Global Biodiversity Finance
Show Less

Global Biodiversity Finance

The Case for International Payments for Ecosystem Services

Edited by Joshua Bishop and Chloe Hill

Global Biodiversity Finance sets out the case for scaling up Payments for Ecosystem Services (PES) at the international level. The book explores how International Payments for Ecosystem Services (IPES) can help capture the global willingness-to-pay for biodiversity, and how the resulting revenues can be used efficiently to encourage conservation and the sustainable supply of ecosystem services, on which we all depend. This timely volume includes examples of promising initiatives from around the world, supporting an agenda for action to make IPES a reality.
Buy Book in Print
Show Summary Details
You do not have access to this content

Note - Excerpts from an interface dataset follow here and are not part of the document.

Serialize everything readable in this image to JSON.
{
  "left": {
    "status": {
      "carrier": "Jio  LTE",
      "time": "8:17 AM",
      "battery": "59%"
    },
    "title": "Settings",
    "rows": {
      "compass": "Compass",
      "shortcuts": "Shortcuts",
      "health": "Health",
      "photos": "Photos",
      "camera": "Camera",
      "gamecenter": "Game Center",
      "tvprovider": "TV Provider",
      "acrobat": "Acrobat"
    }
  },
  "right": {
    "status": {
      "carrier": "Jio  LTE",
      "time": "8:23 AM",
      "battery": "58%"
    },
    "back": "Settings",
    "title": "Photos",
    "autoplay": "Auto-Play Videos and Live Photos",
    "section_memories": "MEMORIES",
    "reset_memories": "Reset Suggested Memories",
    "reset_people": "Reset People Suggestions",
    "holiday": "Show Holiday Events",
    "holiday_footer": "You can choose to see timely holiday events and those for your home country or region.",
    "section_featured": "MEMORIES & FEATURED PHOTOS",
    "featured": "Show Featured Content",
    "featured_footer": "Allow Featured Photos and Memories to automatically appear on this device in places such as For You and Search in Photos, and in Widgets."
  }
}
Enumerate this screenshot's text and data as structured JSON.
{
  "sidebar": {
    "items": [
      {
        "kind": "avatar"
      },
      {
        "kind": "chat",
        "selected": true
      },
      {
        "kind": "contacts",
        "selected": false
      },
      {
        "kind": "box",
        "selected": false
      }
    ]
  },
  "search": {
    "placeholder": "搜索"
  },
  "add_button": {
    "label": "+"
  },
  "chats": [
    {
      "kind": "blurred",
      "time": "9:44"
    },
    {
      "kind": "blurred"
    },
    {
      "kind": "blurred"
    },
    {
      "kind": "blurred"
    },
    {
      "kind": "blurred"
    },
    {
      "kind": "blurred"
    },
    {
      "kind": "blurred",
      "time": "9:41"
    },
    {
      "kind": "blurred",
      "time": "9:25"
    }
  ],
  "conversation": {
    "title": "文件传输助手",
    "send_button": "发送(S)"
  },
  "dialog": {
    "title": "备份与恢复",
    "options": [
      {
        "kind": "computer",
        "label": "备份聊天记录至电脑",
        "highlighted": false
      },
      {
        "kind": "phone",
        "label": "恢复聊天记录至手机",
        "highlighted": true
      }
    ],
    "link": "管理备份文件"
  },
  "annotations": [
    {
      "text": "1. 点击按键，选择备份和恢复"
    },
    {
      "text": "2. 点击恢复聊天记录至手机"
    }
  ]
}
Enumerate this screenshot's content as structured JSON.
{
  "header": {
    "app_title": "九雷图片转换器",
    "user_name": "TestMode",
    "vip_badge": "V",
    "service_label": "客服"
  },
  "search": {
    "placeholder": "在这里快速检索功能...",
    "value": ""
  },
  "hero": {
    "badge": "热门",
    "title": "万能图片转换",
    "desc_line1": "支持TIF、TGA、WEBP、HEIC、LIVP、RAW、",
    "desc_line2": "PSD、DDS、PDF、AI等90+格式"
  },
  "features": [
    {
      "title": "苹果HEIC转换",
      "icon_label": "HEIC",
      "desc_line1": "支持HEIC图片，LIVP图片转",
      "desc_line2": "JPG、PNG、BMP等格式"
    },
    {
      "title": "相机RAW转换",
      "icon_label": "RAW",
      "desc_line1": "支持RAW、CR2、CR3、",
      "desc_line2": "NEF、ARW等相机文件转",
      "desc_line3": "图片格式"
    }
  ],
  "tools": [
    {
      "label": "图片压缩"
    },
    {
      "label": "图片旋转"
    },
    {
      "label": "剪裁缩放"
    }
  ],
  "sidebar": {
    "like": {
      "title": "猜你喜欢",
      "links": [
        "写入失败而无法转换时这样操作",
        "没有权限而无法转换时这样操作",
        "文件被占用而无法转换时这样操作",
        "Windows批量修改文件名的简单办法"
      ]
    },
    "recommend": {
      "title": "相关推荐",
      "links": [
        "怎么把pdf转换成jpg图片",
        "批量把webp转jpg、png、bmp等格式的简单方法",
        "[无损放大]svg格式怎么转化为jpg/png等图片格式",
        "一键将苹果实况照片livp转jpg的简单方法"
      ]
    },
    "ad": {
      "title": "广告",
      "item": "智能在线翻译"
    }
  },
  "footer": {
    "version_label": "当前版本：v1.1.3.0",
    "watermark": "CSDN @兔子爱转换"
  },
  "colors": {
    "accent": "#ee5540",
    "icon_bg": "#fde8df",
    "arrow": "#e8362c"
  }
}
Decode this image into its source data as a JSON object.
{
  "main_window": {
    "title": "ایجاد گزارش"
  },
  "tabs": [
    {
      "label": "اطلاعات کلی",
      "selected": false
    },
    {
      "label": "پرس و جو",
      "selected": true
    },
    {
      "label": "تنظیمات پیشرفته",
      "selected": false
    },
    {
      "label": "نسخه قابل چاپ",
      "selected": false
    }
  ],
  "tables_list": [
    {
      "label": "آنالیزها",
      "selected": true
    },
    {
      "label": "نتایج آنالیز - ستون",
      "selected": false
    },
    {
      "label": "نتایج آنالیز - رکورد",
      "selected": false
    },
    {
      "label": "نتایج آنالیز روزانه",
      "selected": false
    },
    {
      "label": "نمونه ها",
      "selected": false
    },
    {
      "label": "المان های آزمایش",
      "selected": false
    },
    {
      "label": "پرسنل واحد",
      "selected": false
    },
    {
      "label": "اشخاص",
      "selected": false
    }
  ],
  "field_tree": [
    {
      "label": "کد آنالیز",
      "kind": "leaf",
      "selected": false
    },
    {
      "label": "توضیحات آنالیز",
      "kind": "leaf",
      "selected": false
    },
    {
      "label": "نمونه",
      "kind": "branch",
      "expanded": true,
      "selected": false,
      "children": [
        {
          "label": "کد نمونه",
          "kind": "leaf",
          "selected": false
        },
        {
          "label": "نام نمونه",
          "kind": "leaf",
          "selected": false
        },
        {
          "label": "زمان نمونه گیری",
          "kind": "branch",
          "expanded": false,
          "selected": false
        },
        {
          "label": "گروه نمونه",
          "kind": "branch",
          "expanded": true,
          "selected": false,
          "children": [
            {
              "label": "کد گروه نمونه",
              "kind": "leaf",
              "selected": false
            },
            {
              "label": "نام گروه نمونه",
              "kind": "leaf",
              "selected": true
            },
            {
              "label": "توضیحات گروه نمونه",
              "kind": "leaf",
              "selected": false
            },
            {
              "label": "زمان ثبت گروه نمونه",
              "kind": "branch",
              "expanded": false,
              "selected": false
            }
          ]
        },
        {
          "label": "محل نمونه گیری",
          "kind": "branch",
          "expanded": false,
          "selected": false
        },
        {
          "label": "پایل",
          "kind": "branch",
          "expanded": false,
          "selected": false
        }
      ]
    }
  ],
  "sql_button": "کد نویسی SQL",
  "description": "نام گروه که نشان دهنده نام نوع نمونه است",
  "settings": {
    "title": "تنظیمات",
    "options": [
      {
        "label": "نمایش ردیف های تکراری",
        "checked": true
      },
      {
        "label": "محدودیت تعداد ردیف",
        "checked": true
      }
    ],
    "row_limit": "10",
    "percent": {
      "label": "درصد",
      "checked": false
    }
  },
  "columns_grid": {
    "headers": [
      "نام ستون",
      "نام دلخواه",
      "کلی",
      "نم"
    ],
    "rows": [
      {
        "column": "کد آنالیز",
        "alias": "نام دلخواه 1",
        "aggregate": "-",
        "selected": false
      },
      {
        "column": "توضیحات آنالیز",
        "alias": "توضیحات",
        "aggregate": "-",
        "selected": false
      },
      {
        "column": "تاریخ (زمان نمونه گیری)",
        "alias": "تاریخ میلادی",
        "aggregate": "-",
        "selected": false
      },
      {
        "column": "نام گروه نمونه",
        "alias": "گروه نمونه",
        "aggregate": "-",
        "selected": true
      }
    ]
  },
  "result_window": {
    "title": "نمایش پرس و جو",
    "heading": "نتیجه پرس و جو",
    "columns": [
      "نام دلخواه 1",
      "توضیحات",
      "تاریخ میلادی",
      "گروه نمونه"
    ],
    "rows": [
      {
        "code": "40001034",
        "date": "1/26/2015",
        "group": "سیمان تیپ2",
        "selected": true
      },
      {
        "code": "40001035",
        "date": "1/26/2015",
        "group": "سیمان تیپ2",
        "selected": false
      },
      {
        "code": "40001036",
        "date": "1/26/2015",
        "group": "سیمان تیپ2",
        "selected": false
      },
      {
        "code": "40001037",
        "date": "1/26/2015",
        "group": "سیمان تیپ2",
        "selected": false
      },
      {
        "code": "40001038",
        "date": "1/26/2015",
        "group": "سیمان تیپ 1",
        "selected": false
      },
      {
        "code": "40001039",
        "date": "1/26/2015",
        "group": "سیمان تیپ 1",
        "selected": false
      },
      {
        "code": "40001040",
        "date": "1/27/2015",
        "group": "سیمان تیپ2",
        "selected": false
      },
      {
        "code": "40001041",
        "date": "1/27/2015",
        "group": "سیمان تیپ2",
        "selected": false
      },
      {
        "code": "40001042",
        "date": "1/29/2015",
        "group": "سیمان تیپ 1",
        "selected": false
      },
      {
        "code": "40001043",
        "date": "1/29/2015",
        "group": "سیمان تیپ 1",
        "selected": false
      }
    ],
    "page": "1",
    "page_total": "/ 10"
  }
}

Chapter 6: IPES supply-side case study: the Surui Carbon Project in Brazil

Steve Zwick, Phil Covell, Beto Borges and Jacob Olander


● A growing number of indigenous groups hope to earn income from reducing emissions from deforestation and forest degradation (REDD), a financial mechanism that aims to incentivize the conservation of forests while at the same time reducing greenhouse gas (GHG) emissions from forested lands. ● REDD is not a panacea, but should instead be viewed as part of an overall development strategy that addresses the local drivers of deforestation. ● Income for REDD has historically only begun to flow after a protracted start-up and implementation phase, although there is some evidence that buyers may be more willing to make up-front payments as understanding increases. ● It is critical to establish tenure before implementing an REDD programme. ● It is also critical to work with partners who have the necessary blend of skills to get REDD projects off the ground successfully.

You are not authenticated to view the full text of this chapter or article.

Elgaronline requires a subscription or purchase to access the full text of books or journals. Please login through your library system or with your personal username and password on the homepage.

Non-subscribers can freely search the site, view abstracts/ extracts and download selected front matter and introductory chapters for personal use.

Your library may not have purchased all subject areas. If you are authenticated and think you should have access to this title, please contact your librarian.

Further information

or login to access all content.